- Why adopting an agile approach to IT strategy is becoming increasingly important
- Seven steps to developing an agile IT strategy
- Balancing the need for operational flexibility with the strategic vision for IT
- Building an IT department capable of executing and supporting an agile IT strategy
About the author:
Ian Cox, CIO columnist, advisor, and blogger
Technology is transforming the way we do business. It is changing customer behavior and expectations, and it is creating more dynamic markets where speed and agility are more important than size and brand. For organizations to compete in this constantly changing marketplace, their business strategies increasingly need to be flexible and their organizations able to change direction, reprioritize and create new capabilities more quickly and more frequently than they have done in the past. It follows then, that the organization’s technology strategy also has to be flexible and must be able to support regular changes in the organization’s strategy and technology requirements.
Operating at the speed of digital
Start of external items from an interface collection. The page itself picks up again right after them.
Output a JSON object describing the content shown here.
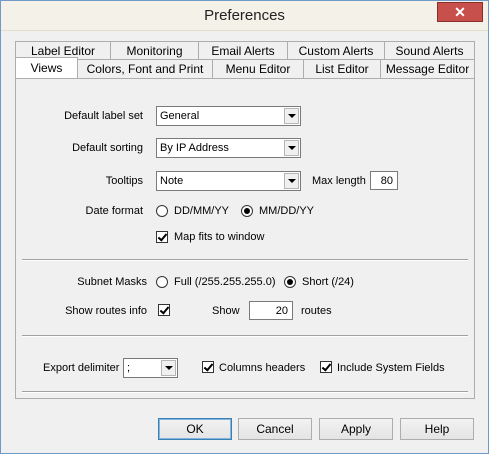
{
  "window": {
    "title": "Preferences",
    "close_glyph": "✕"
  },
  "tabs": {
    "back_row": [
      "Label Editor",
      "Monitoring",
      "Email Alerts",
      "Custom Alerts",
      "Sound Alerts"
    ],
    "front_row": [
      "Views",
      "Colors, Font and Print",
      "Menu Editor",
      "List Editor",
      "Message Editor"
    ],
    "active": "Views"
  },
  "views": {
    "default_label_set": {
      "label": "Default label set",
      "value": "General"
    },
    "default_sorting": {
      "label": "Default sorting",
      "value": "By IP Address"
    },
    "tooltips": {
      "label": "Tooltips",
      "value": "Note",
      "max_length_label": "Max length",
      "max_length_value": "80"
    },
    "date_format": {
      "label": "Date format",
      "option1": "DD/MM/YY",
      "option2": "MM/DD/YY",
      "selected": "MM/DD/YY"
    },
    "map_fits": {
      "label": "Map fits to window",
      "checked": true
    },
    "subnet_masks": {
      "label": "Subnet Masks",
      "option1": "Full (/255.255.255.0)",
      "option2": "Short (/24)",
      "selected": "Short (/24)"
    },
    "show_routes": {
      "label": "Show routes info",
      "checked": true,
      "show_label": "Show",
      "count": "20",
      "routes_label": "routes"
    },
    "export_delimiter": {
      "label": "Export delimiter",
      "value": ";"
    },
    "columns_headers": {
      "label": "Columns headers",
      "checked": true
    },
    "include_system_fields": {
      "label": "Include System Fields",
      "checked": true
    }
  },
  "buttons": {
    "ok": "OK",
    "cancel": "Cancel",
    "apply": "Apply",
    "help": "Help"
  }
}
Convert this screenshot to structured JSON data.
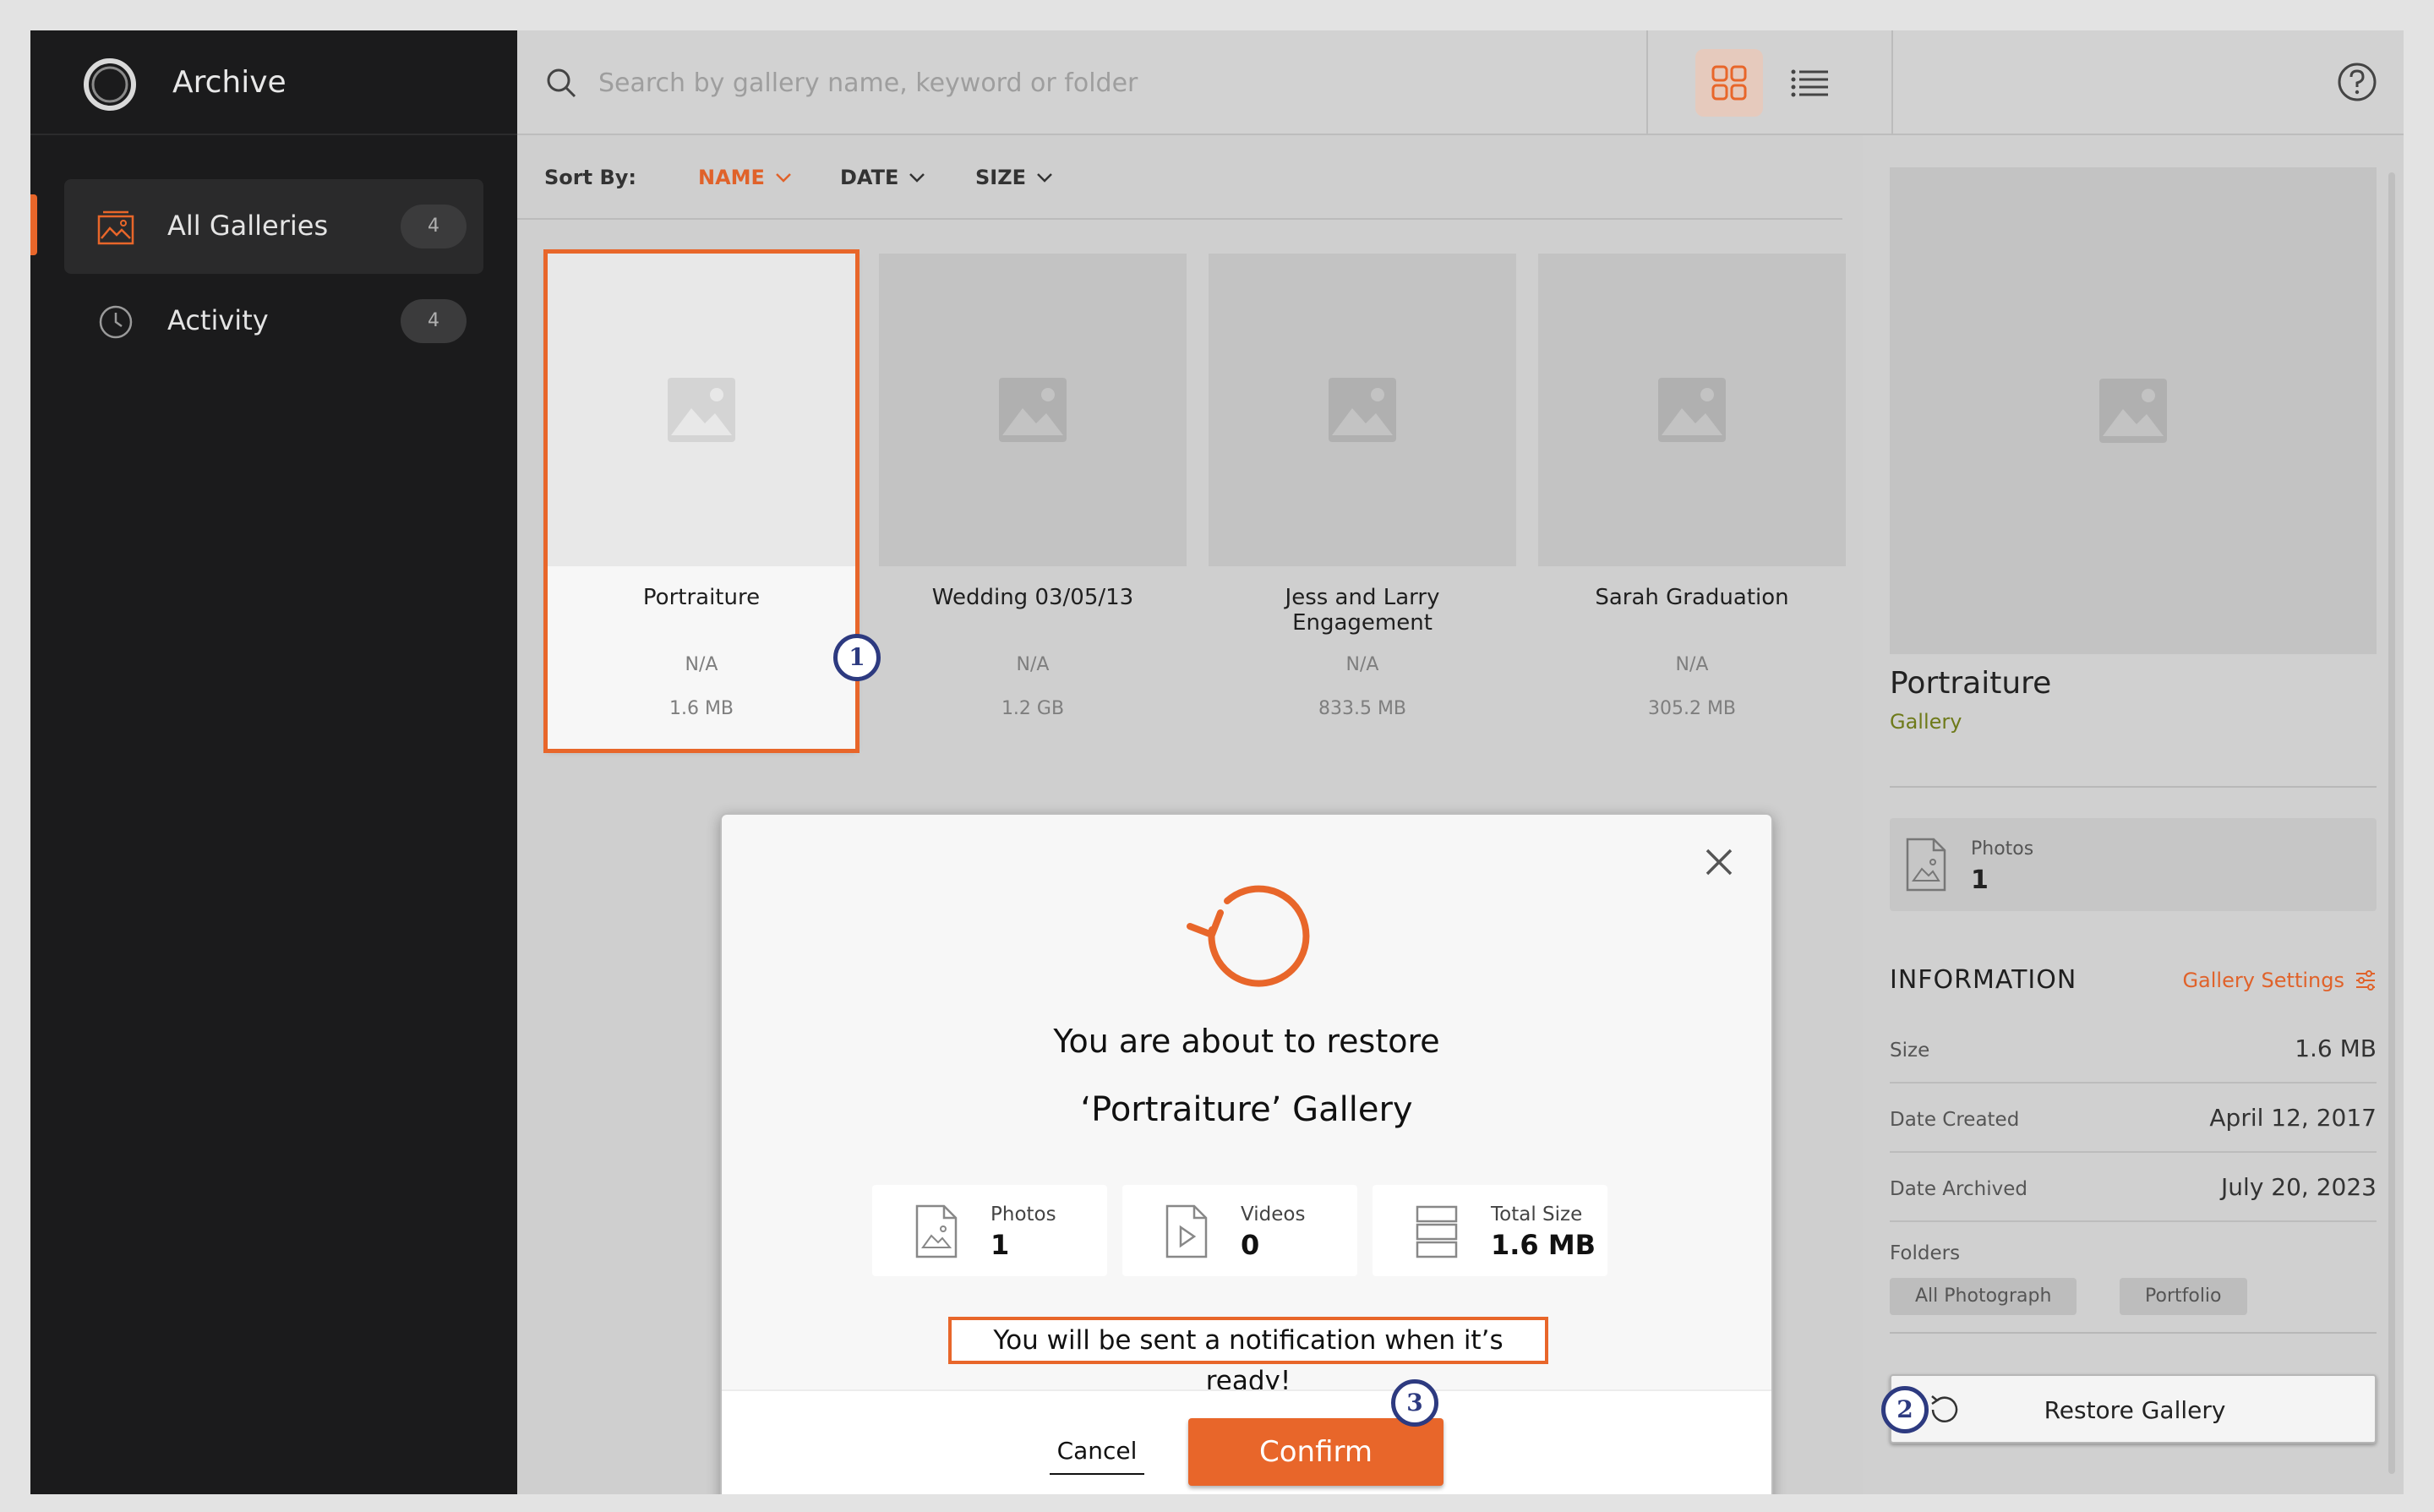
{
  "app": {
    "title": "Archive"
  },
  "sidebar": {
    "items": [
      {
        "label": "All Galleries",
        "count": "4",
        "icon": "gallery-icon",
        "active": true
      },
      {
        "label": "Activity",
        "count": "4",
        "icon": "clock-icon",
        "active": false
      }
    ]
  },
  "search": {
    "placeholder": "Search by gallery name, keyword or folder",
    "value": ""
  },
  "sort": {
    "label": "Sort By:",
    "options": [
      {
        "label": "NAME",
        "active": true
      },
      {
        "label": "DATE",
        "active": false
      },
      {
        "label": "SIZE",
        "active": false
      }
    ]
  },
  "galleries": [
    {
      "name": "Portraiture",
      "date": "N/A",
      "size": "1.6 MB",
      "selected": true
    },
    {
      "name": "Wedding 03/05/13",
      "date": "N/A",
      "size": "1.2 GB",
      "selected": false
    },
    {
      "name": "Jess and Larry Engagement",
      "date": "N/A",
      "size": "833.5 MB",
      "selected": false
    },
    {
      "name": "Sarah Graduation",
      "date": "N/A",
      "size": "305.2 MB",
      "selected": false
    }
  ],
  "detail": {
    "title": "Portraiture",
    "subtitle": "Gallery",
    "photos_label": "Photos",
    "photos_count": "1",
    "info_heading": "INFORMATION",
    "settings_link": "Gallery Settings",
    "rows": [
      {
        "key": "Size",
        "value": "1.6 MB"
      },
      {
        "key": "Date Created",
        "value": "April 12, 2017"
      },
      {
        "key": "Date Archived",
        "value": "July 20, 2023"
      }
    ],
    "folders_label": "Folders",
    "folders": [
      "All Photograph",
      "Portfolio"
    ],
    "restore_label": "Restore Gallery"
  },
  "modal": {
    "line1": "You are about to restore",
    "line2": "‘Portraiture’ Gallery",
    "stats": [
      {
        "label": "Photos",
        "value": "1",
        "icon": "photo-file-icon"
      },
      {
        "label": "Videos",
        "value": "0",
        "icon": "video-file-icon"
      },
      {
        "label": "Total Size",
        "value": "1.6 MB",
        "icon": "storage-icon"
      }
    ],
    "notice": "You will be sent a notification when it’s ready!",
    "cancel_label": "Cancel",
    "confirm_label": "Confirm"
  },
  "steps": [
    "1",
    "2",
    "3"
  ],
  "colors": {
    "accent": "#e8662a",
    "sidebar": "#1b1b1c",
    "step": "#2d3a80"
  }
}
Digital markets move quickly, they are more dynamic than traditional markets and they can be disrupted more easily. New technology-enabled business models, products and services can be developed and launched far more quickly than has previously been possible. And they can be scaled-up to meet a surge in demand in a matter of days or even hours.
Customer needs and expectations drive digital markets. Customers have more choice than ever before and, in some cases, they can move to an alternative supplier in the time it takes to download an app. They can access information about new products and services, the best prices and deals, and good experiences and poor service through social media, comparison sites and reviews from other customers. In the digital era, customers compare experiences across industries and markets and they are more demanding as a result. Hence, when it comes to customer experience, every organization is competing with Amazon, Uber, AirBnb, et al, regardless of the industry in which they operate.
It is no surprise then that businesses that are successful in digital markets have a relentless focus on the customer, and are constantly looking for ways to improve or enhance their products and services in response to the continuously evolving customer needs and expectations. As a result, digital products and services have shorter lifecycles than traditional products and services. They are developed and launched in shorter timescales and are updated, upgraded and replaced more frequently.